Goal of the exercise —
Keeping pictures out of the copy, restate each record word for word.

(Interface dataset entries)
════════
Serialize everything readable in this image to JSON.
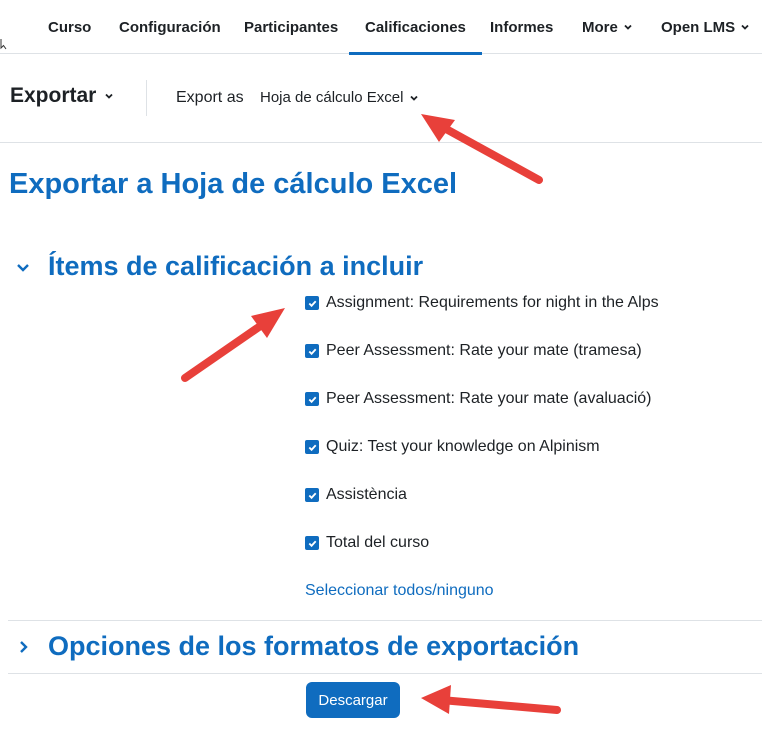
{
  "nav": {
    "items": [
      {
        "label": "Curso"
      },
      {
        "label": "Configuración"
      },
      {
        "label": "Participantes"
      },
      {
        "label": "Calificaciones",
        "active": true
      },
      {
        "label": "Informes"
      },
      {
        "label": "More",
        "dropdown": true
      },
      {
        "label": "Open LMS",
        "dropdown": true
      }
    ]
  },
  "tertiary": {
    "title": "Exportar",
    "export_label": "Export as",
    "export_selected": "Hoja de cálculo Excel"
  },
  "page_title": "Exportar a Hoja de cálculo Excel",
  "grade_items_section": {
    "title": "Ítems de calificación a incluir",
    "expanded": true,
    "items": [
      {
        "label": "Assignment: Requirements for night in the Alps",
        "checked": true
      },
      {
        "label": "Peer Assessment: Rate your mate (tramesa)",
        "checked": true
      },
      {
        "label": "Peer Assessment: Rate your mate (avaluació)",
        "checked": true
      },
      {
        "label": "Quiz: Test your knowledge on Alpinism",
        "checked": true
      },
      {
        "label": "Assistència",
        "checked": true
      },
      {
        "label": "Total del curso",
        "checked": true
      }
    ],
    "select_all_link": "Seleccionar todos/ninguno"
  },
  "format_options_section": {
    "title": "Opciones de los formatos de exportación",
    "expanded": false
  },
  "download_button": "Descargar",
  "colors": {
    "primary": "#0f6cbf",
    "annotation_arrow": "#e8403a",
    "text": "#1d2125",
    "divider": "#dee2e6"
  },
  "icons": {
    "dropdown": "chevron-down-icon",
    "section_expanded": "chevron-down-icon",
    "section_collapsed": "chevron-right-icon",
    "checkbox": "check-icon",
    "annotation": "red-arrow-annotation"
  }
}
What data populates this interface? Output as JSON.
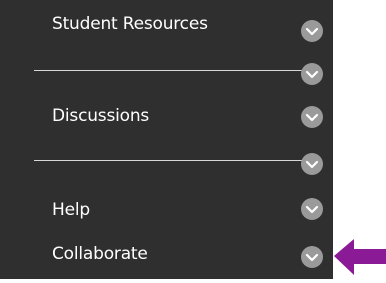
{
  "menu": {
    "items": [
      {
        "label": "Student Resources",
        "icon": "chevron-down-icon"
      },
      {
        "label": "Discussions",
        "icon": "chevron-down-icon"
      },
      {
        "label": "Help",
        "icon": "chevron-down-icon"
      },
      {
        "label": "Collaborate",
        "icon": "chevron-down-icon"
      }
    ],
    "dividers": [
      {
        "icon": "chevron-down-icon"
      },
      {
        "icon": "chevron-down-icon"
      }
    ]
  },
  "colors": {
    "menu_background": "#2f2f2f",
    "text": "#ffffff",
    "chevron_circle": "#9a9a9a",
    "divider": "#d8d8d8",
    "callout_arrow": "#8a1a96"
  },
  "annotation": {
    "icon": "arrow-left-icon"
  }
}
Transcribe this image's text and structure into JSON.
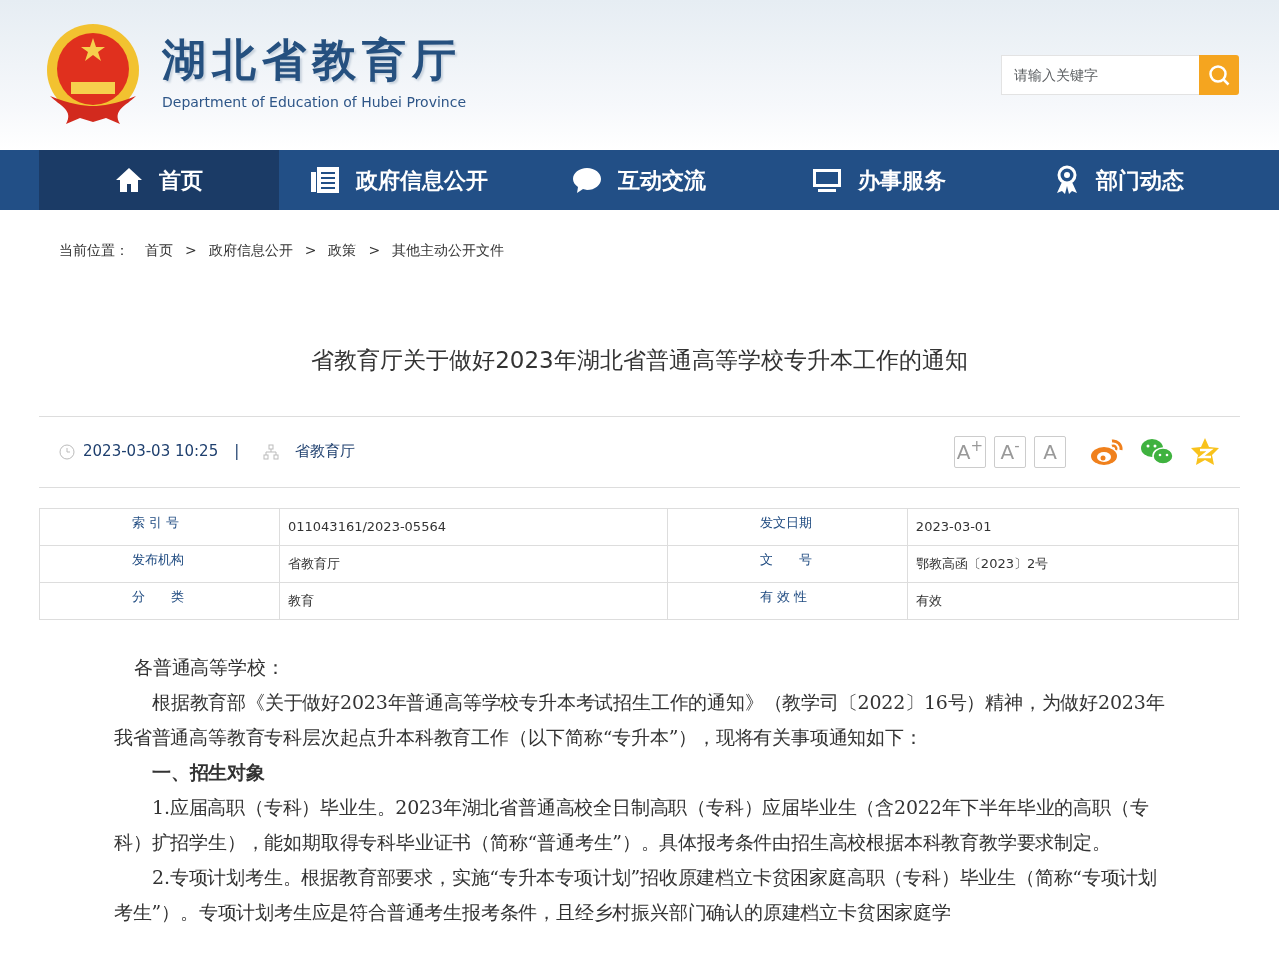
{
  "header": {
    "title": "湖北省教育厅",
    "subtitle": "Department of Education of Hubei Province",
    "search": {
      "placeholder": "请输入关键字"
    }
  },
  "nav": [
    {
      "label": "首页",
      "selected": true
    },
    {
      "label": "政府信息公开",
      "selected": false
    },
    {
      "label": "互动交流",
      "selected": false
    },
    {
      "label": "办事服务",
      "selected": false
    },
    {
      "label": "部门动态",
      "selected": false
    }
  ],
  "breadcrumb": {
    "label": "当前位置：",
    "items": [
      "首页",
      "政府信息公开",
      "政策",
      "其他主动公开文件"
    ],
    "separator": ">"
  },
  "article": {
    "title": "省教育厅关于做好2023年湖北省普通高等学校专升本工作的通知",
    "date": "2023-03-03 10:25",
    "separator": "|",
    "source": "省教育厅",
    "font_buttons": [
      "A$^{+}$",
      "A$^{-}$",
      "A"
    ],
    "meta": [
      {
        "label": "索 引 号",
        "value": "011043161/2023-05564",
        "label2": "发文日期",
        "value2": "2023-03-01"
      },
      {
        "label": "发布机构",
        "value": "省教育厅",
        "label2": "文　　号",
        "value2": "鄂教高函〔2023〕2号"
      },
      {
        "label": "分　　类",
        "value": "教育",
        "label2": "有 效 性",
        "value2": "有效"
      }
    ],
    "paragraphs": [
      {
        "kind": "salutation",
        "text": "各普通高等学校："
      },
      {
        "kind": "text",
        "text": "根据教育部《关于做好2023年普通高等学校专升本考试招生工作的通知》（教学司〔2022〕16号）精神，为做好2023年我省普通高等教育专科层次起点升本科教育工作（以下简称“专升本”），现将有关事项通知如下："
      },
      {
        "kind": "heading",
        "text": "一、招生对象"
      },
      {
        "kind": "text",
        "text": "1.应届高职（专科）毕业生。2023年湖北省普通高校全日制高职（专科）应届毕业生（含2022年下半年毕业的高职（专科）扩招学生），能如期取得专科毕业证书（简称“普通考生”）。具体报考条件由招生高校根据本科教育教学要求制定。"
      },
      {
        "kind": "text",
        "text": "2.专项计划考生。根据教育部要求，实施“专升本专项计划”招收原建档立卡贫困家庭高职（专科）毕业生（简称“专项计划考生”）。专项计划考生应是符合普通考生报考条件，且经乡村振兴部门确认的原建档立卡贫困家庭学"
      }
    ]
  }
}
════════
Solution to the problem —
Serialize everything readable in this image to JSON.
{
  "nav": {
    "items": [
      {
        "label": "Curso"
      },
      {
        "label": "Configuración"
      },
      {
        "label": "Participantes"
      },
      {
        "label": "Calificaciones",
        "active": true
      },
      {
        "label": "Informes"
      },
      {
        "label": "More",
        "dropdown": true
      },
      {
        "label": "Open LMS",
        "dropdown": true
      }
    ]
  },
  "tertiary": {
    "title": "Exportar",
    "export_label": "Export as",
    "export_selected": "Hoja de cálculo Excel"
  },
  "page_title": "Exportar a Hoja de cálculo Excel",
  "grade_items_section": {
    "title": "Ítems de calificación a incluir",
    "expanded": true,
    "items": [
      {
        "label": "Assignment: Requirements for night in the Alps",
        "checked": true
      },
      {
        "label": "Peer Assessment: Rate your mate (tramesa)",
        "checked": true
      },
      {
        "label": "Peer Assessment: Rate your mate (avaluació)",
        "checked": true
      },
      {
        "label": "Quiz: Test your knowledge on Alpinism",
        "checked": true
      },
      {
        "label": "Assistència",
        "checked": true
      },
      {
        "label": "Total del curso",
        "checked": true
      }
    ],
    "select_all_link": "Seleccionar todos/ninguno"
  },
  "format_options_section": {
    "title": "Opciones de los formatos de exportación",
    "expanded": false
  },
  "download_button": "Descargar",
  "colors": {
    "primary": "#0f6cbf",
    "annotation_arrow": "#e8403a",
    "text": "#1d2125",
    "divider": "#dee2e6"
  },
  "icons": {
    "dropdown": "chevron-down-icon",
    "section_expanded": "chevron-down-icon",
    "section_collapsed": "chevron-right-icon",
    "checkbox": "check-icon",
    "annotation": "red-arrow-annotation"
  }
}
What data populates this interface? Output as JSON.
{
  "menu": {
    "items": [
      {
        "label": "Student Resources",
        "icon": "chevron-down-icon"
      },
      {
        "label": "Discussions",
        "icon": "chevron-down-icon"
      },
      {
        "label": "Help",
        "icon": "chevron-down-icon"
      },
      {
        "label": "Collaborate",
        "icon": "chevron-down-icon"
      }
    ],
    "dividers": [
      {
        "icon": "chevron-down-icon"
      },
      {
        "icon": "chevron-down-icon"
      }
    ]
  },
  "colors": {
    "menu_background": "#2f2f2f",
    "text": "#ffffff",
    "chevron_circle": "#9a9a9a",
    "divider": "#d8d8d8",
    "callout_arrow": "#8a1a96"
  },
  "annotation": {
    "icon": "arrow-left-icon"
  }
}
Transcribe this image's text and structure into JSON.
{
  "header": {
    "title": "湖北省教育厅",
    "subtitle": "Department of Education of Hubei Province",
    "search": {
      "placeholder": "请输入关键字"
    }
  },
  "nav": [
    {
      "label": "首页",
      "selected": true
    },
    {
      "label": "政府信息公开",
      "selected": false
    },
    {
      "label": "互动交流",
      "selected": false
    },
    {
      "label": "办事服务",
      "selected": false
    },
    {
      "label": "部门动态",
      "selected": false
    }
  ],
  "breadcrumb": {
    "label": "当前位置：",
    "items": [
      "首页",
      "政府信息公开",
      "政策",
      "其他主动公开文件"
    ],
    "separator": ">"
  },
  "article": {
    "title": "省教育厅关于做好2023年湖北省普通高等学校专升本工作的通知",
    "date": "2023-03-03 10:25",
    "separator": "|",
    "source": "省教育厅",
    "font_buttons": [
      "A$^{+}$",
      "A$^{-}$",
      "A"
    ],
    "meta": [
      {
        "label": "索 引 号",
        "value": "011043161/2023-05564",
        "label2": "发文日期",
        "value2": "2023-03-01"
      },
      {
        "label": "发布机构",
        "value": "省教育厅",
        "label2": "文　　号",
        "value2": "鄂教高函〔2023〕2号"
      },
      {
        "label": "分　　类",
        "value": "教育",
        "label2": "有 效 性",
        "value2": "有效"
      }
    ],
    "paragraphs": [
      {
        "kind": "salutation",
        "text": "各普通高等学校："
      },
      {
        "kind": "text",
        "text": "根据教育部《关于做好2023年普通高等学校专升本考试招生工作的通知》（教学司〔2022〕16号）精神，为做好2023年我省普通高等教育专科层次起点升本科教育工作（以下简称“专升本”），现将有关事项通知如下："
      },
      {
        "kind": "heading",
        "text": "一、招生对象"
      },
      {
        "kind": "text",
        "text": "1.应届高职（专科）毕业生。2023年湖北省普通高校全日制高职（专科）应届毕业生（含2022年下半年毕业的高职（专科）扩招学生），能如期取得专科毕业证书（简称“普通考生”）。具体报考条件由招生高校根据本科教育教学要求制定。"
      },
      {
        "kind": "text",
        "text": "2.专项计划考生。根据教育部要求，实施“专升本专项计划”招收原建档立卡贫困家庭高职（专科）毕业生（简称“专项计划考生”）。专项计划考生应是符合普通考生报考条件，且经乡村振兴部门确认的原建档立卡贫困家庭学"
      }
    ]
  }
}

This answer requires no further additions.